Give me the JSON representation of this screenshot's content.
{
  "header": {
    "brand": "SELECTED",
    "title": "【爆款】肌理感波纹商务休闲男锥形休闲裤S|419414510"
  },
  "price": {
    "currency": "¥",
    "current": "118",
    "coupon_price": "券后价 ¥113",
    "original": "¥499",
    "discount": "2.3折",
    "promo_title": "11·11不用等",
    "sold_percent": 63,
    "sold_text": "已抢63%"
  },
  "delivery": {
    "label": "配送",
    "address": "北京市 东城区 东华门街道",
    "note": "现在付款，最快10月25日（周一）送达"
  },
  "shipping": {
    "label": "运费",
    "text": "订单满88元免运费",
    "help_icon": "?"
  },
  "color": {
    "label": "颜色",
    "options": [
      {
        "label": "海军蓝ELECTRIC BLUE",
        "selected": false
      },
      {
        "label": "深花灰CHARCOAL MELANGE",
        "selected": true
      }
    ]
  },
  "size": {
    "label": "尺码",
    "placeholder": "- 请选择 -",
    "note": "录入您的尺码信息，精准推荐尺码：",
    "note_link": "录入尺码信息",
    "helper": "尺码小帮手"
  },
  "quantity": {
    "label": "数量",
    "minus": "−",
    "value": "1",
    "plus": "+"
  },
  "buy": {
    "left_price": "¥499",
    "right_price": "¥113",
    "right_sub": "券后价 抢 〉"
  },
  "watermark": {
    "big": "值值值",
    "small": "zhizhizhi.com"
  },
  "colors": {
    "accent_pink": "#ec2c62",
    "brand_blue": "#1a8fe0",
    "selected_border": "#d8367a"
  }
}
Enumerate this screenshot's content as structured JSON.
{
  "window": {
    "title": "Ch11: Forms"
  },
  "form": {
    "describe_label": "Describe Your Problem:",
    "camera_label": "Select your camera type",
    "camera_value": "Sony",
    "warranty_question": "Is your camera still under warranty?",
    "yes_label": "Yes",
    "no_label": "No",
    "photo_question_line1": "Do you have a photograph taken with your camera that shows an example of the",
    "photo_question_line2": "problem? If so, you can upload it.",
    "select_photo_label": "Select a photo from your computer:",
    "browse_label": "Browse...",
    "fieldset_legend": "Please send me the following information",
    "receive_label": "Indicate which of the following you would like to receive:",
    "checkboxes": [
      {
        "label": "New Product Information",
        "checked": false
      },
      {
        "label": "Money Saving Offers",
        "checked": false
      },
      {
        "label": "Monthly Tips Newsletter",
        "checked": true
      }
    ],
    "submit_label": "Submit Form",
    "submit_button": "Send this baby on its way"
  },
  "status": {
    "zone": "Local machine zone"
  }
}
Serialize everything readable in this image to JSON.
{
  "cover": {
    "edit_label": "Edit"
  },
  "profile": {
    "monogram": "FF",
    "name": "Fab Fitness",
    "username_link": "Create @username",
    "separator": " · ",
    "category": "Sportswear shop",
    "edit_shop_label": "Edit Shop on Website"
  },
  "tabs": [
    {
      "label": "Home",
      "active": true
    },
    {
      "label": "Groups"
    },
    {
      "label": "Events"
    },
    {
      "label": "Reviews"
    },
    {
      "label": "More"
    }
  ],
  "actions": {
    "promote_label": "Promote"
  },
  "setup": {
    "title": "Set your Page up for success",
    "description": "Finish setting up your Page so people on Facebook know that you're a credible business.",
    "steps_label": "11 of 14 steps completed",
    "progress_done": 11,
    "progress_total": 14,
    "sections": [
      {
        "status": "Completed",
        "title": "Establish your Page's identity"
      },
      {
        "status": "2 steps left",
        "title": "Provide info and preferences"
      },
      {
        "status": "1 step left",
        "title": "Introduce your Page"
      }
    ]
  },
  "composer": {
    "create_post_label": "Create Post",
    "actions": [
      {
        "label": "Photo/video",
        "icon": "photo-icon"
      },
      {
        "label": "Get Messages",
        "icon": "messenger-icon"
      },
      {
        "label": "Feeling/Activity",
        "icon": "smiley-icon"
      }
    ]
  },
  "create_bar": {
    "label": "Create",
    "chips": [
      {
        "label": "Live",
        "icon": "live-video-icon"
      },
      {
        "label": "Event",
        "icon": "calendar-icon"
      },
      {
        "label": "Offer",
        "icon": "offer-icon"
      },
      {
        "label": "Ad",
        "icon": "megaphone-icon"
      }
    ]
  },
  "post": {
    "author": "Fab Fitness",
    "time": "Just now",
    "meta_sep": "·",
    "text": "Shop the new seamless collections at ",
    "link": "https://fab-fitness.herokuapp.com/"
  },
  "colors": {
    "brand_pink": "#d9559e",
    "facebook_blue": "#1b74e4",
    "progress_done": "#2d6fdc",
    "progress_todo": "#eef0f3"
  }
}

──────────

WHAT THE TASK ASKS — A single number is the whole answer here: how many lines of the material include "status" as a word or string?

RESPONSE TO THE EXERCISE — 4